story by Kim Souza
Superior Industries disappointed Wall Street Thursday (July 31) as it missed earnings predictions for the second quarter and indicated a softer back half of 2014. The Van Nuys, Calif.,-based wheel maker posted $5.039 million in net income, down 20% from the prior year profits of $6.324 million.
On a per-share basis Superior earned 18 cents, missing Wall Street’s 23-cent consensus which was also the reported earnings per share in the second quarter of last year.
Revenue for the second quarter of 2014 was unchanged when compared with the second quarter of 2013, totaling $199 million for both periods. Superior saw a 1% increase in the number of shipments in the quarter, and production totaled 3 million wheels.
Gross profit decreased to $15.7 million versus $16.2 million for the same period a year ago. The gross profit decline reflects a modestly higher increase in factory costs when compared to the small increase in unit sales volume.
“Results for the quarter helped to clarify many of the challenges Superior faces,” said new CEO Don Stebbins, who joined Superior in May. “Despite a small increase over last year, we continue to experience relative unit volume softness. Our results highlight the need to reduce factory costs to improve margins and also to bolster our longer-term competitive position. Accordingly, we announced yesterday the closing of our Rogers, Arkansas facility by the end of this year, as we implement steps toward addressing our more immediate challenges.”
Stebbins and Superior management said the closure will take place before the end of the year and is timed accordingly with Ford’s production shift in its popular F-Series trucks, the largest contract at Superior.
He said Ford will be shuttering production in the back half of the year as the model is revamped for 2015. As Ford truck wheels represent the largest volume for Superior, Stebbins warned that softer company sales are expected for the back half of this year.
“Our decision to close the plant in Rogers was based on the fact that older location —Circa 1989 — is highly unlikely to reach necessary competitiveness even with additional investment,” Stebbins said during the companies earnings call Thursday afternoon.
He said a production transition is already under way to the company’s other facilities.
“In the meantime, we expect to run the Rogers plant hard to build up some added supplies before the we turn off the lights sometime later this year. The new plant in Mexico will be finished by the end of the year and some of the newest equipment in Rogers will be moved to the new facility. We will have a light startup in early 2015 and expect that plant to run an average 60% capacity during the full year. All of the other Superior plants will be running at 100% during that time to keep pace with demand,” Stebbins said during the call.
He reiterated that the closure of the Rogers plant is expected to generate about $15 million in year-over-year labor cost savings, resulting for the workforce reduction of 500 workers.
Superior expects to incur severance costs of approximately $2 to $2.5 million in the back half of this year. Asset related charges in connection with the closing have yet to be determined. As of June 29 the net book value of fixed assets at the Rogers facility was approximately $21.9 million, the company said.

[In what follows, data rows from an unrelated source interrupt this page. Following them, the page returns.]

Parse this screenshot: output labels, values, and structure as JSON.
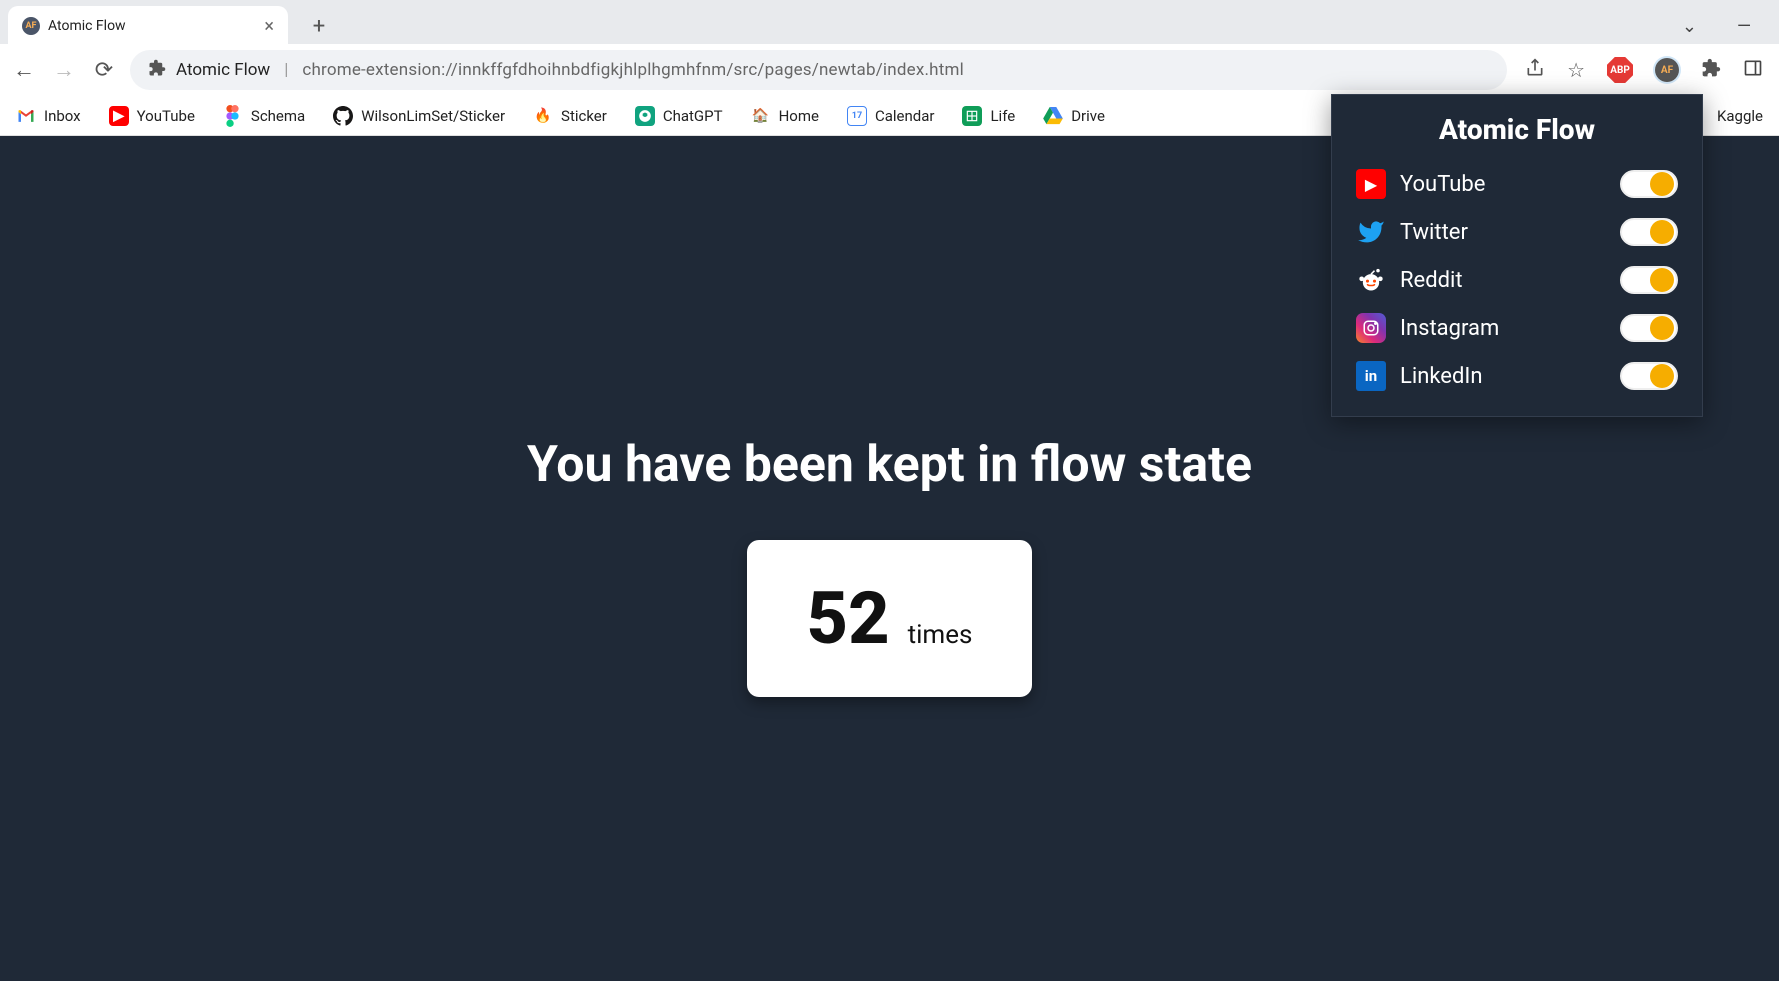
{
  "tab": {
    "title": "Atomic Flow",
    "favicon_text": "AF"
  },
  "omnibox": {
    "extension_name": "Atomic Flow",
    "url": "chrome-extension://innkffgfdhoihnbdfigkjhlplhgmhfnm/src/pages/newtab/index.html"
  },
  "toolbar_icons": {
    "abp": "ABP",
    "af": "AF"
  },
  "bookmarks": [
    {
      "label": "Inbox"
    },
    {
      "label": "YouTube"
    },
    {
      "label": "Schema"
    },
    {
      "label": "WilsonLimSet/Sticker"
    },
    {
      "label": "Sticker"
    },
    {
      "label": "ChatGPT"
    },
    {
      "label": "Home"
    },
    {
      "label": "Calendar"
    },
    {
      "label": "Life"
    },
    {
      "label": "Drive"
    },
    {
      "label": "Kaggle"
    }
  ],
  "page": {
    "heading": "You have been kept in flow state",
    "count": "52",
    "count_suffix": "times"
  },
  "popup": {
    "title": "Atomic Flow",
    "sites": [
      {
        "label": "YouTube",
        "on": true
      },
      {
        "label": "Twitter",
        "on": true
      },
      {
        "label": "Reddit",
        "on": true
      },
      {
        "label": "Instagram",
        "on": true
      },
      {
        "label": "LinkedIn",
        "on": true
      }
    ]
  }
}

The Rogers plant has a total capacity to produce about 1.75 million wheels a year, the newer plants in Mexico can turn out 2.25 million, with less labor costs.
In the recent quarter, Superior noted that a $2.7 million loss related to operational cost performance, most of that was attributed to the Rogers location from high scrap rates and low production levels.
Superior noted that Fayetteville efficiencies improved on lower scrap rates, benefits of
upgraded equipment plus more manageable volumes and mix. The company’s Mexican production is running smoothly overall, but demand volatility has pressured cost performance, the company said.
Alloy costs — a byproduct of aluminum — rose in the quarter to the tune of $1.7 million which can not be passed along to customers, the company said.
Stebbins said the overall auto production across North America is robust up 4% in the second quarter, the second strongest for the industry since 2002. During the quarter Superior shipments increased 1%, behind capacity restraints which left the company unable to bid on new customer contracts.
Ford is Superior’s largest customer and this automaker saw a 2.8% dip in production levels compared to the year-ago quarter. The decline was in Ford passenger cars down 48,000 units, while light trucks rose by 28,000 units. Superior said the majority of its business with Ford is for the light trucks which includes SUVs. Superior’s shipments to Ford rose 4.6% from the year-ago period.
General Motors produced 6.3% more vehicles in the quarter, light trucks rose by 50,000 units, while passenger car production was flat. Superior’s shipments to GM increased 4% from a year ago.
Chrysler reported an 11.2% gain in auto production in the quarter, led by 112,000 more Dodge Trucks and Jeep SUVs. Despite the added production, Superior shipments to Chrysler were down 13.5% from the prior-year period. The loss in production on the Dodge Challenger, Dodge Journey and Caravan were offset by more units sold for Town & Country and Durango models.